(Component data from apps and pages)
::::
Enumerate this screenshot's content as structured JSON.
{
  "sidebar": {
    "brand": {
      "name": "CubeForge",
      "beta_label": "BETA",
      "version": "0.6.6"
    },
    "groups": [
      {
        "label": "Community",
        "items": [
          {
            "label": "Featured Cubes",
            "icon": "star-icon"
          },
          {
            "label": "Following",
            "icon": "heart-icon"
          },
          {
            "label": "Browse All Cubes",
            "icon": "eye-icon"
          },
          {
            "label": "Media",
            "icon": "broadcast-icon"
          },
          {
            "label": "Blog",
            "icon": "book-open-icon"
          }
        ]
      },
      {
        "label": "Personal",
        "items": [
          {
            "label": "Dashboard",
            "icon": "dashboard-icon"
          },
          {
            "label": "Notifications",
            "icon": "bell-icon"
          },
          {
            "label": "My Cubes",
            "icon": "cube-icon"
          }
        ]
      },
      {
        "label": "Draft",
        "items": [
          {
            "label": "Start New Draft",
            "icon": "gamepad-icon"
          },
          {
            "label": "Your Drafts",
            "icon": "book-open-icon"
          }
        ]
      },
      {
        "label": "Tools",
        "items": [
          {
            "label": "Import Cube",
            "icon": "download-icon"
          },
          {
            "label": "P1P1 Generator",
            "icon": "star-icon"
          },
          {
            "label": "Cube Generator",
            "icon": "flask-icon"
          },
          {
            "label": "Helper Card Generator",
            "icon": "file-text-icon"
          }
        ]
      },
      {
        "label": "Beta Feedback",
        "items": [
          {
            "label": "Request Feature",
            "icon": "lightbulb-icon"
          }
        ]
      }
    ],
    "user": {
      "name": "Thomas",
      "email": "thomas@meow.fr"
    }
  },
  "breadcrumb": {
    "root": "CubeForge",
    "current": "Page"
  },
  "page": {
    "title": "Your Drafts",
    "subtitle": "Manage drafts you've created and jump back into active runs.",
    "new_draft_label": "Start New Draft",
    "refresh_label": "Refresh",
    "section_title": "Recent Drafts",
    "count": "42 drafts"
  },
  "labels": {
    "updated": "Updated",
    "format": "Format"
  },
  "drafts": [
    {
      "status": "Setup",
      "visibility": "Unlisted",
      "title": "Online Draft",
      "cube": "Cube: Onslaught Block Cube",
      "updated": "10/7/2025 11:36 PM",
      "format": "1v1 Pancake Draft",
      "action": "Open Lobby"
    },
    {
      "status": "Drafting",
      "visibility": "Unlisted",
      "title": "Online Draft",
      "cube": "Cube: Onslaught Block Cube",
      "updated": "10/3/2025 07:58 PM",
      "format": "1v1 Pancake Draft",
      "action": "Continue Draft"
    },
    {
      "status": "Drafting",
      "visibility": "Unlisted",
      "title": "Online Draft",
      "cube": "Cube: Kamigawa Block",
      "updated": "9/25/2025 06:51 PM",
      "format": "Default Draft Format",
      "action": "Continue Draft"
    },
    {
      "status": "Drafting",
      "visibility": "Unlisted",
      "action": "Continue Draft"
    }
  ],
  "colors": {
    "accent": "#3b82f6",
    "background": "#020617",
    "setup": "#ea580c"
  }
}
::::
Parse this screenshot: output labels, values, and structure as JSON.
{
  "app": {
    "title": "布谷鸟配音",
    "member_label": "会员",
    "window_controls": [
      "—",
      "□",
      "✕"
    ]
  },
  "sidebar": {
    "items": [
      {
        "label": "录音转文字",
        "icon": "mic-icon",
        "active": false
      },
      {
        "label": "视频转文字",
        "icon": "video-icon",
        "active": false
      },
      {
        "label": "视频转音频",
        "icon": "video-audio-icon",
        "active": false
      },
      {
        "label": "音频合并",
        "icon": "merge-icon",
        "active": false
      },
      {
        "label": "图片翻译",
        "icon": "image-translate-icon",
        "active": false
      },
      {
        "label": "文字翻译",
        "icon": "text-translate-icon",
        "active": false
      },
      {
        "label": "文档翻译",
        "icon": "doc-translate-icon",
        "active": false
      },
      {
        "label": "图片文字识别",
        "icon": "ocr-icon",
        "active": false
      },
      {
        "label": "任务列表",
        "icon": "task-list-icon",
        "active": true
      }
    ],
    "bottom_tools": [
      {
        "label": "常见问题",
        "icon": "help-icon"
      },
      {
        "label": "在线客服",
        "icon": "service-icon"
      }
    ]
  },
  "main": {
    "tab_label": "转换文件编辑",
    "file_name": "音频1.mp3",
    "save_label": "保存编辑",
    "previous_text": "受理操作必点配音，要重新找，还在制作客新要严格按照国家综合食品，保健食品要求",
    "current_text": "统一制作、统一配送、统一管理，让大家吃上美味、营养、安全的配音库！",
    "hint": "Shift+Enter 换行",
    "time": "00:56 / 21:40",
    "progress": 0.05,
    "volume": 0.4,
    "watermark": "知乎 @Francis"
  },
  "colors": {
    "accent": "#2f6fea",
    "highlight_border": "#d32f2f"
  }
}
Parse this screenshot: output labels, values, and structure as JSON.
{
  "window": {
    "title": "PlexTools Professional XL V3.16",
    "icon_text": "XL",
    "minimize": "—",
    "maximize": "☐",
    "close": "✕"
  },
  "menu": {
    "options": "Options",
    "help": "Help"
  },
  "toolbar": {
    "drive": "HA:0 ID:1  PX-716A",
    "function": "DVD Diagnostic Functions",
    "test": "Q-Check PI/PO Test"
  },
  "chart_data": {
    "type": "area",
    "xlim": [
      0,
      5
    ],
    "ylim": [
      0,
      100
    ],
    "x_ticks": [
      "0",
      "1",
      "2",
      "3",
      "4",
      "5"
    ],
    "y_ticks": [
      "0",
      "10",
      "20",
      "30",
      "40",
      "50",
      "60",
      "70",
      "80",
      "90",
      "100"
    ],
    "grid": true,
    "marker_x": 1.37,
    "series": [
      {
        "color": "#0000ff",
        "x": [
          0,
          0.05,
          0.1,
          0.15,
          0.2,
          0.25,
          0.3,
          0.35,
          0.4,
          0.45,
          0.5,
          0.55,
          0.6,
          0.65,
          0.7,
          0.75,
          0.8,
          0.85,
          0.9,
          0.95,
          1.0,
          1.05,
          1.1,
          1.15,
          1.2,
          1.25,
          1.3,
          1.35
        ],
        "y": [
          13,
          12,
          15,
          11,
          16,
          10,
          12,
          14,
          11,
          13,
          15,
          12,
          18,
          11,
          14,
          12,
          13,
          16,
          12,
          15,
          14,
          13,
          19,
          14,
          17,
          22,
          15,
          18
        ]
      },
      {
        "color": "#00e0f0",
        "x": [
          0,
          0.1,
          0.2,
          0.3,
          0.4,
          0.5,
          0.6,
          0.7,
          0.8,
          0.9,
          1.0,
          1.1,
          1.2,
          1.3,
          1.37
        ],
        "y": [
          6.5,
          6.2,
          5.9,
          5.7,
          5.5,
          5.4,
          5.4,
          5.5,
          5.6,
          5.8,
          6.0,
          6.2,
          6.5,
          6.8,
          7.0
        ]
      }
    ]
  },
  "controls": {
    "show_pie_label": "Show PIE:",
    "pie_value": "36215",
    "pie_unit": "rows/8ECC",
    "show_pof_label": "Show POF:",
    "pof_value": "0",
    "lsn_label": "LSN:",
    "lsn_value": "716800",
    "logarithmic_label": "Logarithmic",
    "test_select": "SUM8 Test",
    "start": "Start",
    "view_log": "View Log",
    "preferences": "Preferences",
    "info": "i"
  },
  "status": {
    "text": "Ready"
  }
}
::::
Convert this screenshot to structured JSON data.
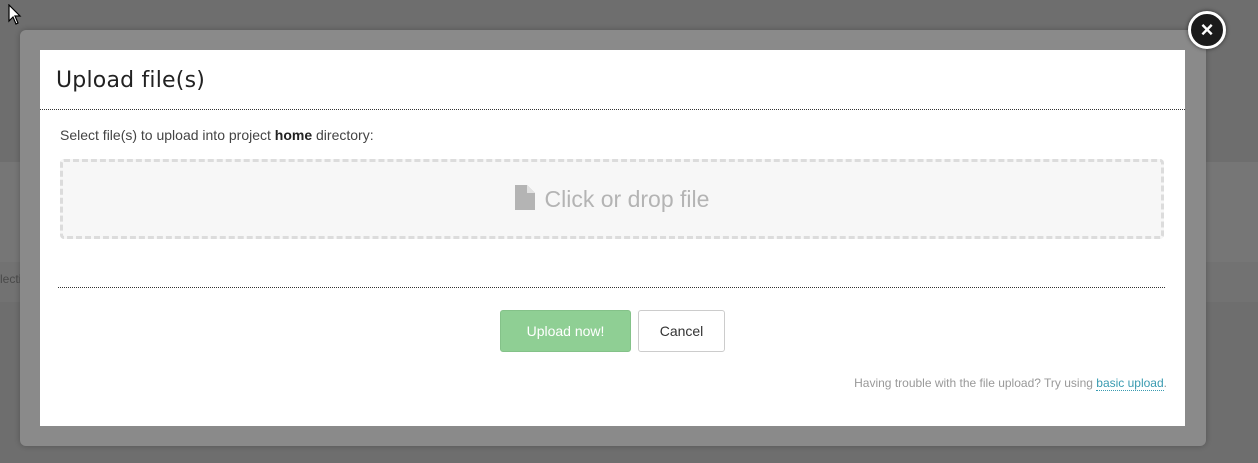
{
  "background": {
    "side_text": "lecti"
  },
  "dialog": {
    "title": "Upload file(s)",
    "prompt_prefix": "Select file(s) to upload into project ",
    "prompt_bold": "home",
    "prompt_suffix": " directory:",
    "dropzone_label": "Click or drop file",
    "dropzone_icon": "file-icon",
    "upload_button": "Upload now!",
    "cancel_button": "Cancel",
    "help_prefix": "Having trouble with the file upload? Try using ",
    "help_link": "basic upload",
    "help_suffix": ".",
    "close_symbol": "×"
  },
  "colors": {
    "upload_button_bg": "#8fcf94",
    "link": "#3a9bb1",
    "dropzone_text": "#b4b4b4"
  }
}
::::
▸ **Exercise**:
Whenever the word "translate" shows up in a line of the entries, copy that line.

▸ **Solution to the problem**:
        "icon": "image-translate-icon",
        "icon": "text-translate-icon",
        "icon": "doc-translate-icon",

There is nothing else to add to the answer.